A Lochaber GP became the first person to win the prestigious Ben Nevis Race for the fifth consecutive year at the weekend.
Finlay Wild completed the gruelling course – which involves running from Claggan Park in Fort William to the summit of the UK’s highest mountain and back – in one hour, 34 minutes and 43 seconds.
Dr Wild, who is a member of Lochaber Athletic Club, is following a fine family tradition.

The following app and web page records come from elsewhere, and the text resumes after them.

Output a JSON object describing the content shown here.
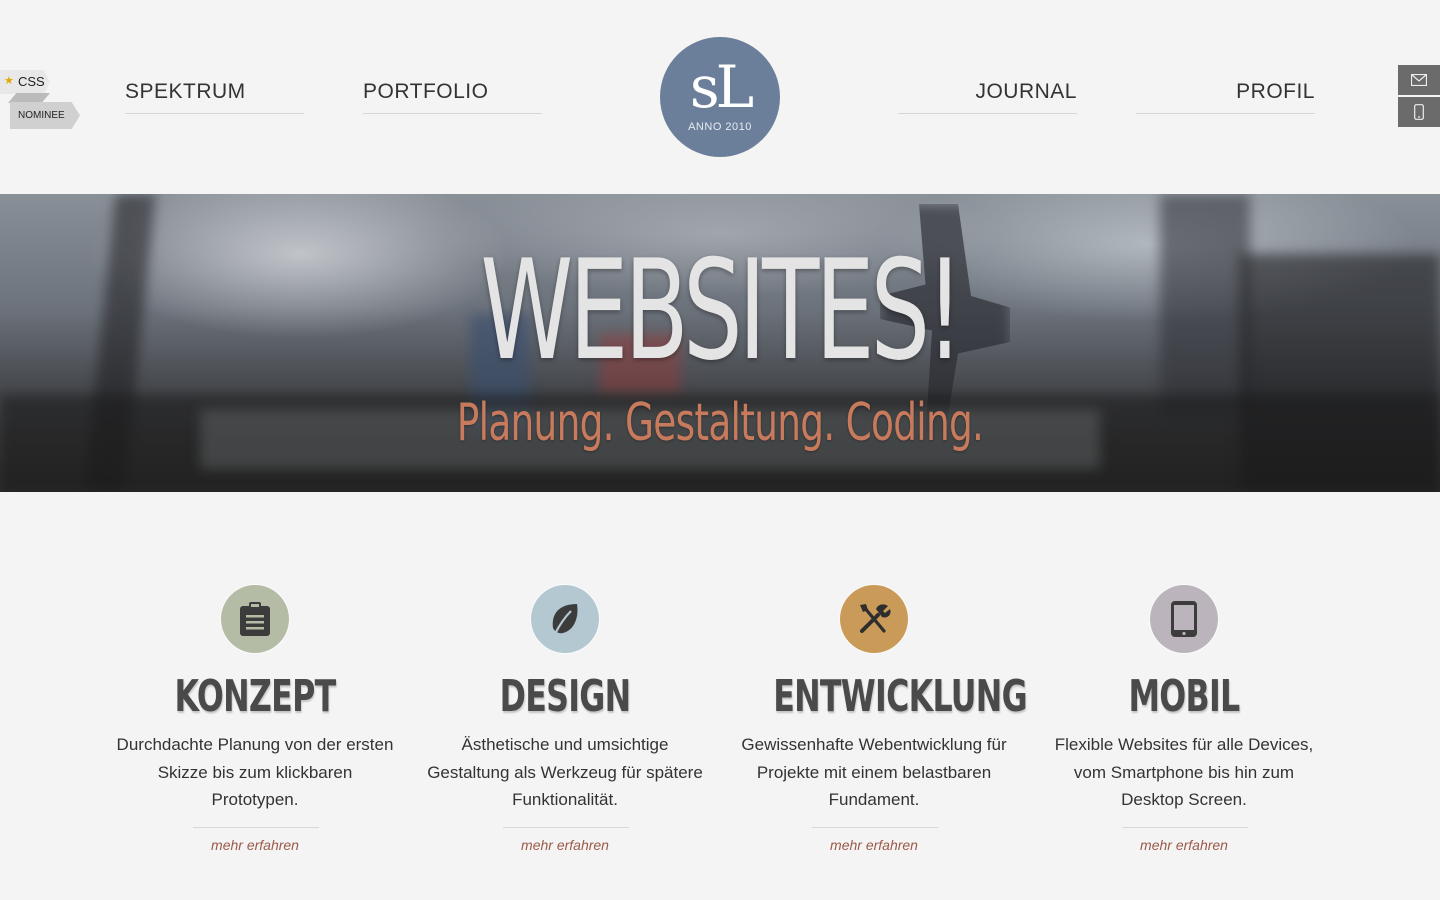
{
  "badge": {
    "line1": "CSS",
    "line2": "NOMINEE"
  },
  "nav": {
    "left": [
      "SPEKTRUM",
      "PORTFOLIO"
    ],
    "right": [
      "JOURNAL",
      "PROFIL"
    ]
  },
  "logo": {
    "mark": "sL",
    "subtitle": "ANNO 2010",
    "color": "#6c7f9a"
  },
  "side_tools": {
    "icons": [
      "mail-icon",
      "phone-icon"
    ]
  },
  "hero": {
    "title": "WEBSITES!",
    "subtitle": "Planung. Gestaltung. Coding.",
    "title_color": "#e4e4e4",
    "subtitle_color": "#c87a5c"
  },
  "features": [
    {
      "icon": "clipboard-icon",
      "icon_bg": "#b4bca6",
      "title": "KONZEPT",
      "text": "Durchdachte Planung von der ersten Skizze bis zum klickbaren Prototypen.",
      "link": "mehr erfahren"
    },
    {
      "icon": "leaf-icon",
      "icon_bg": "#b4c8d2",
      "title": "DESIGN",
      "text": "Ästhetische und umsichtige Gestaltung als Werkzeug für spätere Funktionalität.",
      "link": "mehr erfahren"
    },
    {
      "icon": "tools-icon",
      "icon_bg": "#c99a58",
      "title": "ENTWICKLUNG",
      "text": "Gewissenhafte Webentwicklung für Projekte mit einem belastbaren Fundament.",
      "link": "mehr erfahren"
    },
    {
      "icon": "tablet-icon",
      "icon_bg": "#bcb4bc",
      "title": "MOBIL",
      "text": "Flexible Websites für alle Devices, vom Smartphone bis hin zum Desktop Screen.",
      "link": "mehr erfahren"
    }
  ]
}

His grandfather, John Hinde, ran the race in 1978 and his mother, Fiona Wild, completed it in 1981.
The first woman home in yesterday’s event was Lindsey Brindle, of Horwich RMI Athletic Club, in a time of one hour, 56 minutes and 36 seconds.
Lochaber Mountain Rescue Team member Martin McDermott, who was running to raise money for new navigation equipment, completed the course in two hours, 38 minutes and 22 seconds.
Event chairman and secretary, Mickey Whitehead, said more than 700 people applied to take part, but the numbers had to be limited to 600.
More than 100 of those accepted dropped out beforehand, leaving 492 starters and 486 who completed the course.
Mr Whitehead said: “It was a really good day from start to finish.
“There was a wee bit of rain at one point, but nothing much and it got quite warm.
“The visibility wasn’t the best at the top, but everyone seems to have enjoyed the event.”
He added that there had also been a good turnout for the prize-giving at the Nevis Centre in Fort William in the evening.
Mr Whitehead said the Ben race had been held in some form for more than 100 years and in its current form since 1951.
He said: “I think it is very popular because it is Ben Nevis. It’s the highest mountain in the UK and this event is one of the biggest hill races in the UK.”
The record times for both men and women have stood since 1984 when Kenny Stuart and Pauline Stuart, nee Haworth, recorded one hour, 25 minutes and 34 seconds, and one hour, 43 minutes and 25 seconds.